A bird survey done at Carter Lake in the past few days matches a similar survey done within the same period on the calendar a year ago. There was a whole bunch of fowl about during the most recent visit to the places about Carter Lake. The view from the west side was wonderful. The birds were active and readily observed.
The most recent visit was during a weekend afternoon, to take advantage of western light, and after the recent snowfall of at least eight inches among metro Omaha. The parking lot near the west pavilion at Levi Carter Park had not been plowed, which meant a hesitant thought regarding whether or not to drive into the place because of a hesitation to avoid getting stuck or becoming immobile among the snow. There was an obvious tire route to follow, so that was the route, without any deviation from the path to get to a place to park where the primary congregation of birds could be easily observed.
Near the eastern dock, the same though applied, but the place was traversed in a suitable manner, and provided a perspective to observe more birds elsewhere about the lake, other than its western extent.
There was one species more seen this year; comparing a tally of 24 for 2012 and 25 in 2013. This year, some usual birds were not seen nor heard during the visit period, especially the typical Downy Woodpecker and Northern Cardinal, so there might have been a greater variety if they had been expressive.
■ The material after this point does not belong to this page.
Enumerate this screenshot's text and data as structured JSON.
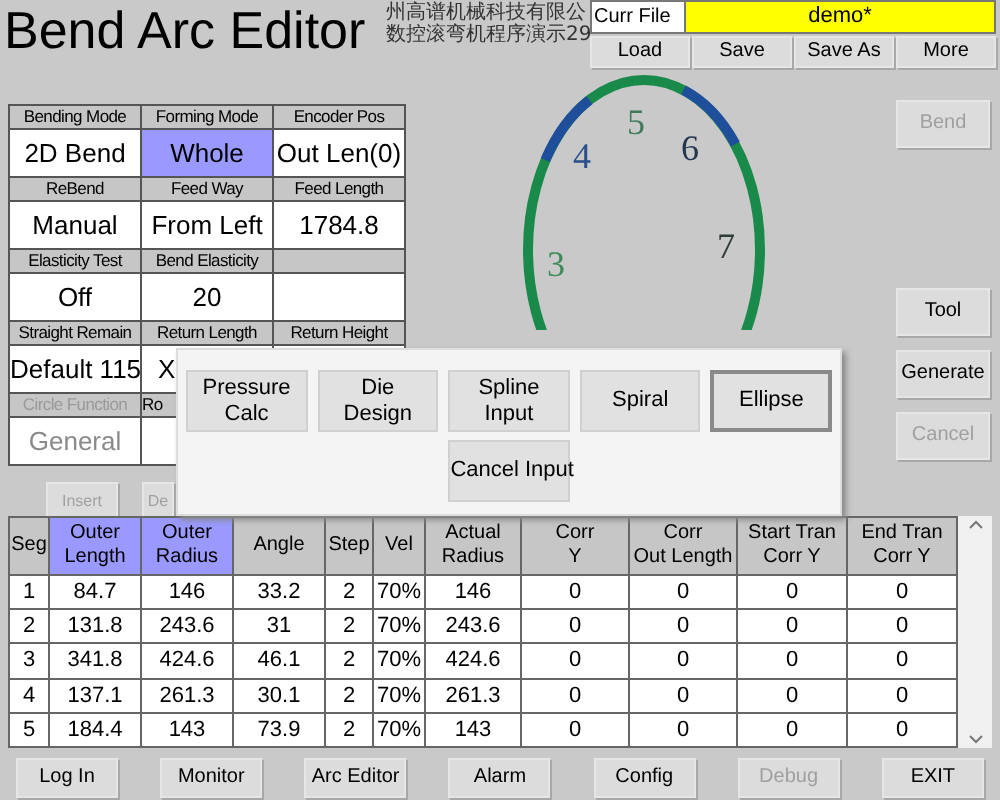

Two Trumpeter Swans were the day's highlight. They were both obvious from a distance and appreciated even more once seen upclose through a spotting scope once parked. In past weeks' there had been three. During the weekend visit this year, they both walked eastward across the ice to a bit of open water, away from most of the other waterfowl. For a time, they, along with one Pied-billed Grebe, were the only birds at the spot. Within a few minutes, however, a bunch of Canada Goose replicated the steps, and there were lines of geese moving towards the place. Soon there was a big bunch of geese present with the swans. They were establishing a new place to float and forage.
Two other species of geese were prevalent in 2013 versus 2012. There were 26 Greater White-fronted Goose present compared to none a year ago. A larger number of Cackling Goose were also lingering. The count of Canada Goose was also higher this year.
Perhaps because of the snow and cold, there were many fewer Gadwall, with numbers of 133 vs. 1. More Mallard were denoted this year, while the number of Northern Shoveler continued to be consistent.
As for diving ducks, lesser numbers of Canvasback and Redhead were present, in a comparative sense. The occurrence of both species has been exceptional during the winter, with the numbers of the "lord of the ducks" especially appreciated.
A record of the Bufflehead and a couple of Hooded Merganser did not happen in 2012. Some Ruddy Duck continue to be present.
There are fewer American Coot at the lake in comparison. Last year the count was 310, with the tally this year only about 20. This continues the obvious trend of fewer numbers of this species in recent months compared to previous surveys following the lake renovation project.
This year, there was too much snow for Killdeer to be about. The same perspective might be significant as an indication for the lack of any American robin.
Carter Lake continues to be a birding hotspot, a moniker indicated by some detached perspective as presented online. The place is best known and appreciated by spending time lake side watching the birds. It is just a great place to bird watch.